abstract class AbstractUserDashBoard implements DashBoard {
	public String dashBoardName;

	abstract public void setTitle(String widgetTitle);

	@Override
	public String toString() {
		return "Title of DashBoard is :" + this.dashBoardName + " and hashCode is " + this.hashCode();
	}
}

class DailyTasks extends AbstractUserDashBoard {

	public DailyTasks() {
		setTitle("DailyTasks");
		System.out.println(this);
	}

	@Override
	public void setTitle(String widgetTitle) {
		this.dashBoardName = widgetTitle;
	}
}

class PendingTasks extends AbstractUserDashBoard {
	public PendingTasks() {
		setTitle("PendingTasks");
		System.out.println(this);
	}

	@Override
	public void setTitle(String widgetTitle) {
		this.dashBoardName = widgetTitle;
	}

}

class EscalatedTasks extends AbstractUserDashBoard {
	public EscalatedTasks() {
		setTitle("EscalatedTasks");
		System.out.println(this);
	}

	@Override
	public void setTitle(String widgetTitle) {
		this.dashBoardName = widgetTitle;
	}

}

Sequence generator tasks by Threads

Many times we face scenario where we need to execute two sequential tasks to perform a operation, like Tagging / Stamping serial Coupons , Producing serial Tickets at different Vending Machines. Below code ( generating Odd and Even in sequence) can be used for such requirement.

PS: This is a basic implementation, the same can be done using other Threading concepts.

				
package multithreading;

// print ODD and Even number alternatively

public class SquenceGeneratorTasks {

	public static boolean oddPrinted = false;

	public static void main(String[] args) {
		 Object lock =new Object();
		Thread oddThread = new Thread(new Runnable() {

			@Override
			public void run() {
				int i = 1;
				while (i <= 20) {

					synchronized (lock) {
						if (!oddPrinted) { // make sure printing starting with Odd number and each Odd is followed with a Even number
							System.out.println(i);
							i = i + 2;
							oddPrinted = true;
							lock.notify();
							try {
								lock.wait();
							} catch (InterruptedException e) {
								// TODO Auto-generated catch block
								e.printStackTrace();
							}
						}
					}

				}
			}
		});

		
		Thread evenThread = new Thread(new Runnable() {
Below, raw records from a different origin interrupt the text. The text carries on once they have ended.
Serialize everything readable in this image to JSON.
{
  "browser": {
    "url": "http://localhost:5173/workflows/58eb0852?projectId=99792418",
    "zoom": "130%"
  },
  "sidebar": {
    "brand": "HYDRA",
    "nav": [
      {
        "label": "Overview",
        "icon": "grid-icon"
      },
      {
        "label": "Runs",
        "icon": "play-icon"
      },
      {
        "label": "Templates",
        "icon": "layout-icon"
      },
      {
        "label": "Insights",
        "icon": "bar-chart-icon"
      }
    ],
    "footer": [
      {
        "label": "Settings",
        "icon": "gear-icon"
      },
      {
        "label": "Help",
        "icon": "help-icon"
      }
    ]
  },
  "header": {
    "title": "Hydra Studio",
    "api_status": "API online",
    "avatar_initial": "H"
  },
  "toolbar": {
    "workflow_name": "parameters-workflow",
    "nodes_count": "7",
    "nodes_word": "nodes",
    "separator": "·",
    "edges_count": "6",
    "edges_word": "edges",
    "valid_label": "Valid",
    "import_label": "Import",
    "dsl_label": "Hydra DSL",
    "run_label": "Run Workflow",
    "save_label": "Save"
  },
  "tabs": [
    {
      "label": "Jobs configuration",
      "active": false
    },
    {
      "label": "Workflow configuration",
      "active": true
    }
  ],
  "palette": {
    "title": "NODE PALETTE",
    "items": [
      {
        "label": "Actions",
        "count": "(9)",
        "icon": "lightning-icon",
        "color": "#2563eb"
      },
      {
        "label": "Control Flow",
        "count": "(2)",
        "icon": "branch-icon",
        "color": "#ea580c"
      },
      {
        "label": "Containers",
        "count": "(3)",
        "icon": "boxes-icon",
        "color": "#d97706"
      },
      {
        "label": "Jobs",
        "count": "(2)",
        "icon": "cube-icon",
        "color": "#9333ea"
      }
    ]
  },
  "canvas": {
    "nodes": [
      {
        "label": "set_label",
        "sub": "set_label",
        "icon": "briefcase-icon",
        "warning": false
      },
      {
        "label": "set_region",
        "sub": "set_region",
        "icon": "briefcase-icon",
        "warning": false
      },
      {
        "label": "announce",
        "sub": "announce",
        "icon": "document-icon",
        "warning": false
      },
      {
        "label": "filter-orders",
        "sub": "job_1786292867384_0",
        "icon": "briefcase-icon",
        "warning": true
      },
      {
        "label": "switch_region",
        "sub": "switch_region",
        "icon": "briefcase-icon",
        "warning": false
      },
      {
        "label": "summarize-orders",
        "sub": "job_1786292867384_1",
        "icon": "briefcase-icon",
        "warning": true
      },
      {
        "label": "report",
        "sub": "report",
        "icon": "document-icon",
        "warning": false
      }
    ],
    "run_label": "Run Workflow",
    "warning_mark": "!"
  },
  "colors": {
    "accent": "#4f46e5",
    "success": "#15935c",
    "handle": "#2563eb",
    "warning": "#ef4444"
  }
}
			@Override
			public void run() {
				
				System.out.println(" Though you have delayed Odd thread but printing gonna start with Odd number only !!");
				
				int i = 2;
				while (i <= 20) {
					synchronized (lock) {
						if (oddPrinted) {
							System.out.println(i);
							i = i + 2;
							oddPrinted = false;
							lock.notify();
							try {
								lock.wait();
							} catch (InterruptedException e) {
								// TODO Auto-generated catch block
								e.printStackTrace();
							}
						}
					}
				}
			}
		});

		evenThread.start();
		
		// even if We apply some delay to Odd thread printing will start with ODD number only and 
		// Sequence of Odd-Even-Odd maintained
		try {
			Thread.sleep(2000);
		} catch (InterruptedException e) {
			e.printStackTrace();
		}
		oddThread.start();

	}

}						
/*
Though you have delayed Odd thread but printing gonna start with Odd number only !!
1
2
3
4
5
6
7
8
9
10
11
12
13
14
15
16
17
18
19
20 */

You can download the same code from : https://github.com/SkilledMinds/easyNuts/tree/master/code-25-09-2015

What Is IP Address Affinity Technique For Load Balancing?

IP address affinity is another popular way to do load balancing. In this approach, the client IP address is associated with a server node. All requests from a client IP address are served by one server node.

This approach can be really easy to implement since IP address is always available in a HTTP request header and no additional settings need to be performed.

This type of load balancing can be useful if your clients are likely to have disabled cookies.

However there is a down side of this approach. If many of your users are behind a NATed IP address then all of them will end up using the same server node. This may cause uneven load on your server nodes.

NATed IP address is really common, in fact anytime you are browsing from a office network its likely that you and all your coworkers are using same NATed IP address.